• _YOUR TASK_
In the records below, find the lines that include "định" and copy each.

• _RECORD EXCERPTS_
----

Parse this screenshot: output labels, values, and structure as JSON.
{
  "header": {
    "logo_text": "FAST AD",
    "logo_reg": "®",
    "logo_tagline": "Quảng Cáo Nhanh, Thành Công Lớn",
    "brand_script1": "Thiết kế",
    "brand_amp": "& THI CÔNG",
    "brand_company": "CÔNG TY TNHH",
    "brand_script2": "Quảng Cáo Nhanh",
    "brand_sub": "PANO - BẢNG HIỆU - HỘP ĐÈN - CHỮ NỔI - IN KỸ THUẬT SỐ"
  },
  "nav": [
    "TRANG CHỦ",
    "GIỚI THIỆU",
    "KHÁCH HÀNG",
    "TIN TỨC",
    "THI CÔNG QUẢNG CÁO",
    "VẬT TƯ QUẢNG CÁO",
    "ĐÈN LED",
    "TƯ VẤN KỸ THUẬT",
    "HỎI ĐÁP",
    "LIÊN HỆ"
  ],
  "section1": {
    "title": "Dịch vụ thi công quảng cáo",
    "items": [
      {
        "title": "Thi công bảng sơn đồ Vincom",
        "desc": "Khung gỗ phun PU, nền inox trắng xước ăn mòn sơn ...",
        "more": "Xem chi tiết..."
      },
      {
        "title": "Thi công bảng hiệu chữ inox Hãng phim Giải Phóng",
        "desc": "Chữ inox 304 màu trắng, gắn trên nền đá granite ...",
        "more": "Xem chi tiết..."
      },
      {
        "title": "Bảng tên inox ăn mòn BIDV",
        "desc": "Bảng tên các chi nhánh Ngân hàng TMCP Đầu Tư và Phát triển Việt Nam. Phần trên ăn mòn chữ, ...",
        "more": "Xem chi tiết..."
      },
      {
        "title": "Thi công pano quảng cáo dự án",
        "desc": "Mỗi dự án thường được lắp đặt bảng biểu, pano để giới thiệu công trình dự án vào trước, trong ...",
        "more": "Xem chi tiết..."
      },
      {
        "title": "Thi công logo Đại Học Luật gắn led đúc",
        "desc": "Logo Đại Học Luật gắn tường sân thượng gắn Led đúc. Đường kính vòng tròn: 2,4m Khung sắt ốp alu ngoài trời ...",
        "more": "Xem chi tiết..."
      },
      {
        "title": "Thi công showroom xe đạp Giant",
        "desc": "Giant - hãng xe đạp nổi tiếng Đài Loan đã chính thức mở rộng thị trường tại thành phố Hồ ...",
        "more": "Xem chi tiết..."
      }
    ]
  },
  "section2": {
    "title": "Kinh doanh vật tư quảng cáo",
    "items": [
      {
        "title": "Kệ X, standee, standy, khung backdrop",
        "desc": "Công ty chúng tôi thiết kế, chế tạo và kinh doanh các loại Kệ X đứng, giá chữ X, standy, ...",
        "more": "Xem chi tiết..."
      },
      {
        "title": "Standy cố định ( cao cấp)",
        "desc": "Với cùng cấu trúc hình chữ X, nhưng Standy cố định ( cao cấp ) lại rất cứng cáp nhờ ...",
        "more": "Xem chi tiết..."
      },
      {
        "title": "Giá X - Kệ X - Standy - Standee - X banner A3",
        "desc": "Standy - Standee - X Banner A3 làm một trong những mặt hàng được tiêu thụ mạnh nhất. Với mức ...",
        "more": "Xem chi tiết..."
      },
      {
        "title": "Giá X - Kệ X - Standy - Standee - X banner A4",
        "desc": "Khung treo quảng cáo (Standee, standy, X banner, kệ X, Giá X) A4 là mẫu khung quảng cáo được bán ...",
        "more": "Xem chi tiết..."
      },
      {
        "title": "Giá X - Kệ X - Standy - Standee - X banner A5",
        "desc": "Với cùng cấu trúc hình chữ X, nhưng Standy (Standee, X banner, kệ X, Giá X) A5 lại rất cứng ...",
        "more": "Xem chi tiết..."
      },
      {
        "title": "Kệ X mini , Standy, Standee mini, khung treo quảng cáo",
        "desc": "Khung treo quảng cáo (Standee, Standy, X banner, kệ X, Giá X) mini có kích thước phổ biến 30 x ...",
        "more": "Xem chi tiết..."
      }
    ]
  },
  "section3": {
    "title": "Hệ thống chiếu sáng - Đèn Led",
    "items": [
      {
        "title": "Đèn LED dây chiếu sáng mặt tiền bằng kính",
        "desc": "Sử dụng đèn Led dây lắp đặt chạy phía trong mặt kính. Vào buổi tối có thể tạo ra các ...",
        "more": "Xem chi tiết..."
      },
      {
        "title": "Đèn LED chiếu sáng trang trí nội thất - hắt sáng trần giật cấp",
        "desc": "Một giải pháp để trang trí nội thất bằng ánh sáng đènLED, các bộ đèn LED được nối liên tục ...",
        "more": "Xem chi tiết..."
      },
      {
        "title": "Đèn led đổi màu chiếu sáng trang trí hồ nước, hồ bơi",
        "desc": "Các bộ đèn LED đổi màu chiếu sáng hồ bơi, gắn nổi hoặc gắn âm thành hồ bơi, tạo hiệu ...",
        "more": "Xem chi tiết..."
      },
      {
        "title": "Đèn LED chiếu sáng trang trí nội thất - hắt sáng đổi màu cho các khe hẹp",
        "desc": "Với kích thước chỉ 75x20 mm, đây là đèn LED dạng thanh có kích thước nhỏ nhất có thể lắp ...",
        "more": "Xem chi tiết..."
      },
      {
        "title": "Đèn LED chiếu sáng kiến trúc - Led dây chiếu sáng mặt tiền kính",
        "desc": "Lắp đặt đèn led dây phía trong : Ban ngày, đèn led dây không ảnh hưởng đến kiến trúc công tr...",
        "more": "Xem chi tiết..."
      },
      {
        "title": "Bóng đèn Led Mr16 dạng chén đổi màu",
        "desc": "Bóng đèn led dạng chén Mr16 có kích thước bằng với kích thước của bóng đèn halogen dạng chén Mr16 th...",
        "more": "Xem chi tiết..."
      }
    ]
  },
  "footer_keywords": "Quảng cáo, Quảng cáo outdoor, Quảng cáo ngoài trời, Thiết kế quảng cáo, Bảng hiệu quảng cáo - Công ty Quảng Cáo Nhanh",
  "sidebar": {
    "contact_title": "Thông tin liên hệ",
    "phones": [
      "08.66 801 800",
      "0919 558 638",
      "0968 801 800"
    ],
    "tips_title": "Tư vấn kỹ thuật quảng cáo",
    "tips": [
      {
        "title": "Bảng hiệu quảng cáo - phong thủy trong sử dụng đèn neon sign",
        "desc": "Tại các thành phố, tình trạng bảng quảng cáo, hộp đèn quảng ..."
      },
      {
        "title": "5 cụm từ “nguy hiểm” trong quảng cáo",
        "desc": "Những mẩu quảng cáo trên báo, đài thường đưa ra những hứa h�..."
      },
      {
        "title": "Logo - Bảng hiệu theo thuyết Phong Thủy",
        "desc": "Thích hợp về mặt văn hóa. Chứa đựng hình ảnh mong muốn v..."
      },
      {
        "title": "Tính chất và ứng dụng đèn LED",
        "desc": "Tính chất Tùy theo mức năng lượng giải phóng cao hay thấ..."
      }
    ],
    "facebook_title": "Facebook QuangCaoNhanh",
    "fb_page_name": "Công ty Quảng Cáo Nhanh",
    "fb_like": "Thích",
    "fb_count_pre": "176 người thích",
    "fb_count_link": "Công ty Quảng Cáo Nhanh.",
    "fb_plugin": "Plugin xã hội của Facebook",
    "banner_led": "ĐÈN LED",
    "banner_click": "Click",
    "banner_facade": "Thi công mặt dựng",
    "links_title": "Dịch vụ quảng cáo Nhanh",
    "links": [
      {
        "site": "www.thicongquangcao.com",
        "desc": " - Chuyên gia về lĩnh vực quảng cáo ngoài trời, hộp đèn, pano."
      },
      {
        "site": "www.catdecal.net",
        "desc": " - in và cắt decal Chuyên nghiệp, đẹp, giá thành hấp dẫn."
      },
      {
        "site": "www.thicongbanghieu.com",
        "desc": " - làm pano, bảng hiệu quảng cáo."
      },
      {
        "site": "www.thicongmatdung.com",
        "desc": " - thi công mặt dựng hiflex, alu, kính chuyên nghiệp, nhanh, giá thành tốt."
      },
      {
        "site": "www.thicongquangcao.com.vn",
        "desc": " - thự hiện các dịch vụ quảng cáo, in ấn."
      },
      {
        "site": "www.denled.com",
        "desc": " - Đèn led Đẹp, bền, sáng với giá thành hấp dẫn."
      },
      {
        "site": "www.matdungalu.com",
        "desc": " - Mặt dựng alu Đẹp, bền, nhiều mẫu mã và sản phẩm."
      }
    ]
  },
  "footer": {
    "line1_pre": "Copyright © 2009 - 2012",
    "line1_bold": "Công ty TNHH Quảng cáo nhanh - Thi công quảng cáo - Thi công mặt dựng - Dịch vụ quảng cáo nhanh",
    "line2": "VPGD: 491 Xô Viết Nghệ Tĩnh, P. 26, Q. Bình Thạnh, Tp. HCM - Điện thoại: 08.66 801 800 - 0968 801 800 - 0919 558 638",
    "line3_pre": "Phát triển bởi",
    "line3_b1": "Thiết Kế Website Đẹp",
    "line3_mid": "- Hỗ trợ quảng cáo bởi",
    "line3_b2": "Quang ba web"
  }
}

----

• _EXERCISE SOLUTION_
        "title": "Standy cố định ( cao cấp)",
        "desc": "Với cùng cấu trúc hình chữ X, nhưng Standy cố định ( cao cấp ) lại rất cứng cáp nhờ ...",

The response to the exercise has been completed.